Most people worry a lot about coping with negative feelings in early recovery, but don’t give too much thought to how they’re going to cope with positive ones, like attraction, intimacy and love. After all, these feelings can’t possibly be bad, right?
Well, actually, they can be more damaging than you think. Most addicts have a long history of failed and dysfunctional relationships and poor relationship skills. Not to mention, in the early days of your addiction recovery, you’re not going to be thinking clearly about what you want and need in a romantic partner. That’s why it’s best if you refrain from dating in inpatient drug treatment and preferably throughout the first year of your sobriety.
You Will Choose the Wrong Partner
People often choose partners who demonstrate the same level of emotional maturity that they themselves possess. When you’re in the early stages of addiction treatment, you’re still, sad to say, a selfish and manipulative person. You may even be downright abusive. You could end up choosing a partner who demonstrates these same qualities, and your relationship will fail.
If you haven’t worked through the issues that led you to inpatient drug treatment in the first place, you could find those issues coming into play in your relationships. Some people who enter into early recovery relationships are co-dependent – they lose their identities and lower their standards in an effort to please the partner at all costs.
Others who enter into relationships while still in or soon after leaving inpatient drug rehab choose poorly due to feelings of low self-worth or the inability to step back and take a good, clear-headed look at someone’s character. If you grew up in a dysfunctional or abusive family environment, you may choose an abusive partner simply because you’re used to being treated that way.
The Dangers of Dating in Inpatient Drug Treatment
If you start dating too soon after entering recovery, it could lead you straight into relapse. When the new relationship doesn’t work out – as it probably won’t – the stress and turmoil will send you frantically searching for instant relief. You’ll find it in the form of drugs or alcohol.
Inpatient drug treatment is hard work. You need to commit all of your time and energy to working on yourself and getting better.
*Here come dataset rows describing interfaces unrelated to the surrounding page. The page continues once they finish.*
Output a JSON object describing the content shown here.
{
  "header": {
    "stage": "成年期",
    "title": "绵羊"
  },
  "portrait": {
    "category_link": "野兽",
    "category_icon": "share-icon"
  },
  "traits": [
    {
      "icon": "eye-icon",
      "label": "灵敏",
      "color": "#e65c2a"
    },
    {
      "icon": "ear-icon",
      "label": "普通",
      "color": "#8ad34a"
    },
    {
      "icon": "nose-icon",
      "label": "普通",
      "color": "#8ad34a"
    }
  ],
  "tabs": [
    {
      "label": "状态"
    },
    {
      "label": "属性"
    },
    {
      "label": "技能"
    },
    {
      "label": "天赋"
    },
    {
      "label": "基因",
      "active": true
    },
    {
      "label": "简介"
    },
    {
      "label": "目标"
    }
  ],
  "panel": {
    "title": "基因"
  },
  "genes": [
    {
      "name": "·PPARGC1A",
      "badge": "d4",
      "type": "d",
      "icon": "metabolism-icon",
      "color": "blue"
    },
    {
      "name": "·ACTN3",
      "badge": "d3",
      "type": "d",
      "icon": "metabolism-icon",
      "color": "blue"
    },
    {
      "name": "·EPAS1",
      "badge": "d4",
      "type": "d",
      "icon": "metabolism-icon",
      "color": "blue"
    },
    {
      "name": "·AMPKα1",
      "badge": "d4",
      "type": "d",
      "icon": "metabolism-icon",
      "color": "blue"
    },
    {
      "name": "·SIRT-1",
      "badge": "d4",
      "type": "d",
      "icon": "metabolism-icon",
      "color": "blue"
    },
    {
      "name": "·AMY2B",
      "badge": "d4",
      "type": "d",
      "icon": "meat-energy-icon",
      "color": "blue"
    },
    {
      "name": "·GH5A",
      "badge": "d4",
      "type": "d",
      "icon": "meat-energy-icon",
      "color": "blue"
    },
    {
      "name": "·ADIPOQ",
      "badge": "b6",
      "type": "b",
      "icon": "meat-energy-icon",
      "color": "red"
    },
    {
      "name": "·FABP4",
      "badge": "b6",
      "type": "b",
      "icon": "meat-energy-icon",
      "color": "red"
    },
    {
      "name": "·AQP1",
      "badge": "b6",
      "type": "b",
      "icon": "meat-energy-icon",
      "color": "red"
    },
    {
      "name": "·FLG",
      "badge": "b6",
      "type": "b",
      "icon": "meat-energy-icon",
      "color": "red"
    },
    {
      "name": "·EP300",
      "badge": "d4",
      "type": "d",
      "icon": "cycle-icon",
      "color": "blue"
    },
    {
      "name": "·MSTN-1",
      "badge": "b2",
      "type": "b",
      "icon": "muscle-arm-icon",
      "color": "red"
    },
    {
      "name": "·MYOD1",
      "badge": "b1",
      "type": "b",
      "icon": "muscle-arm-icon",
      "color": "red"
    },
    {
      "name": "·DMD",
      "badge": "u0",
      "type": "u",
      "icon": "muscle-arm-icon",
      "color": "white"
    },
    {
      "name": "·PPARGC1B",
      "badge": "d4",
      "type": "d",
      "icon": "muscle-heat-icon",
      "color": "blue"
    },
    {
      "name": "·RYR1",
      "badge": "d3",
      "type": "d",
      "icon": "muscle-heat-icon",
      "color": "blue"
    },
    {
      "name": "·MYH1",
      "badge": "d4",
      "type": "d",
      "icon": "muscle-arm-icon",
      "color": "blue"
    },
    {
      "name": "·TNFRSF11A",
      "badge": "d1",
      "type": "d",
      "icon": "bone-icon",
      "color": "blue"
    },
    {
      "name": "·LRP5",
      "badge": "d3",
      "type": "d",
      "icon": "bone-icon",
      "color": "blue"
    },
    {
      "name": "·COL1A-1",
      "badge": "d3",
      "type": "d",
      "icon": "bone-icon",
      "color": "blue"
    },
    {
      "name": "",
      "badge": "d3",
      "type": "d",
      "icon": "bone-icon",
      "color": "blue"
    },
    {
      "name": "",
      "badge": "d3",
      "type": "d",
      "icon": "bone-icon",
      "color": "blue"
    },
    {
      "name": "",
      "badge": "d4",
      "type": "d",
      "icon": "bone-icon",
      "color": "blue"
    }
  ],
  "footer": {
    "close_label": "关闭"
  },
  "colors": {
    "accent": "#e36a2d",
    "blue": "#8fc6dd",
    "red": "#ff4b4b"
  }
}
You owe it to yourself to give yourself your full attention right now. Don’t be distracted by a pretty face.
The infatuation of falling in love can create a high that’s very similar – in face, on a neurochemical level, exactly like – the sensation of using drugs or alcohol. In essence, you’re at risk of replacing your drug or alcohol addiction with an addiction to falling in love when you date too soon after entering inpatient drug treatment. Resist the urge to seek that rush and spend your first year of recovery working on the issues that have led you to where you are today.
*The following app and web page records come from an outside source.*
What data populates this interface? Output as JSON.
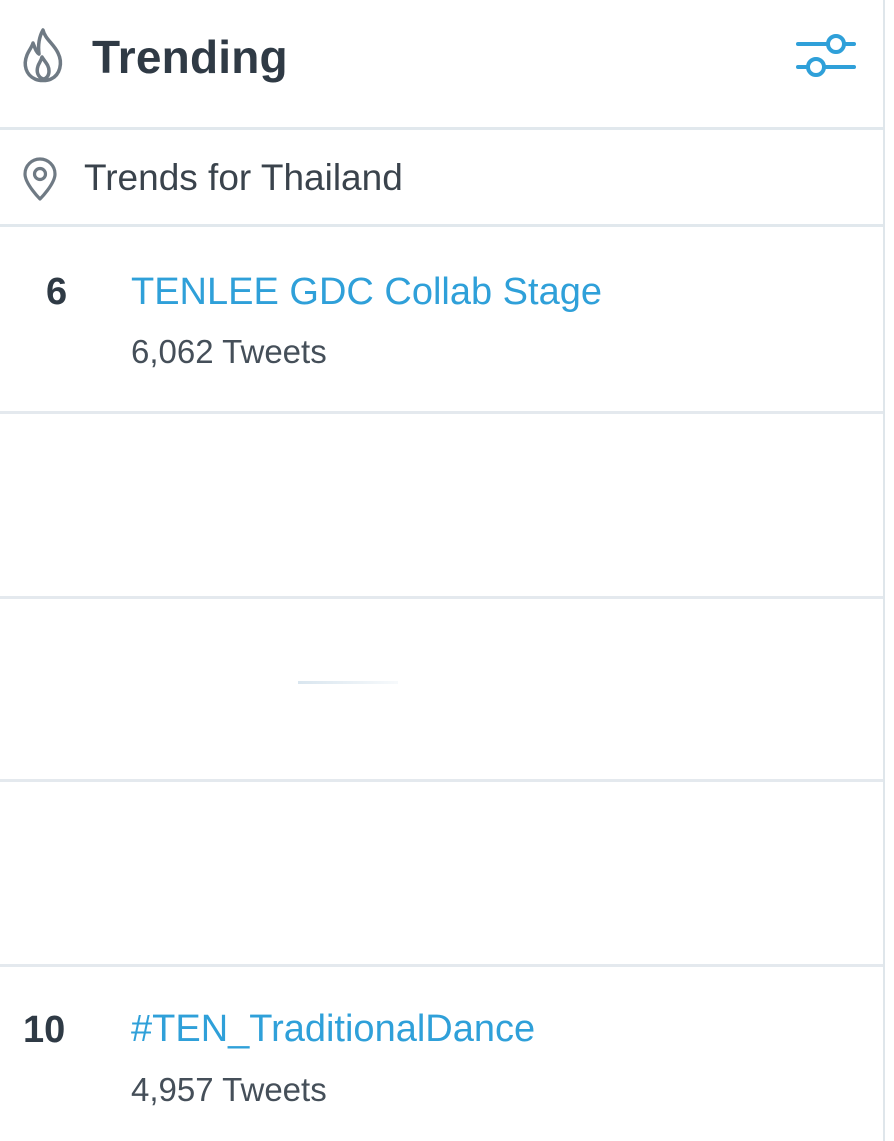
{
  "header": {
    "title": "Trending",
    "flame_icon": "flame-icon",
    "settings_icon": "sliders-icon"
  },
  "location": {
    "icon": "location-pin-icon",
    "label": "Trends for Thailand"
  },
  "trends": [
    {
      "rank": "6",
      "name": "TENLEE GDC Collab Stage",
      "count": "6,062 Tweets"
    },
    {
      "rank": "10",
      "name": "#TEN_TraditionalDance",
      "count": "4,957 Tweets"
    }
  ],
  "colors": {
    "accent": "#2fa0d9",
    "title_text": "#2f3a45",
    "secondary_text": "#454f59",
    "divider": "#e1e8ed"
  }
}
Dating Again in Recovery
Once you’ve passed your one-year anniversary of sobriety, you can think about starting to date again. Ease into it. Stay in therapy and use the time to work on appropriate, healthy habits for dating. Figure out what you want in a partner, and what you need from a relationship, before you start dating again.
Remember that dating is not an excuse to drink or use drugs. Fortunately there are plenty of places where you can meet people to date without exposing yourself to drug use. Volunteer functions, community events, AA meetings and churches are all good places to start – just don’t date anyone else who hasn’t also had a full year of sobriety!
The temptation to have a fling while you’re still in inpatient drug treatment or right after can be huge. You’re feeling some things you probably haven’t felt in years. You won’t regret waiting, but you’ll regret rushing into a new relationship.
Put your recovery and health first. Call FHE Health today at 844-299-0618.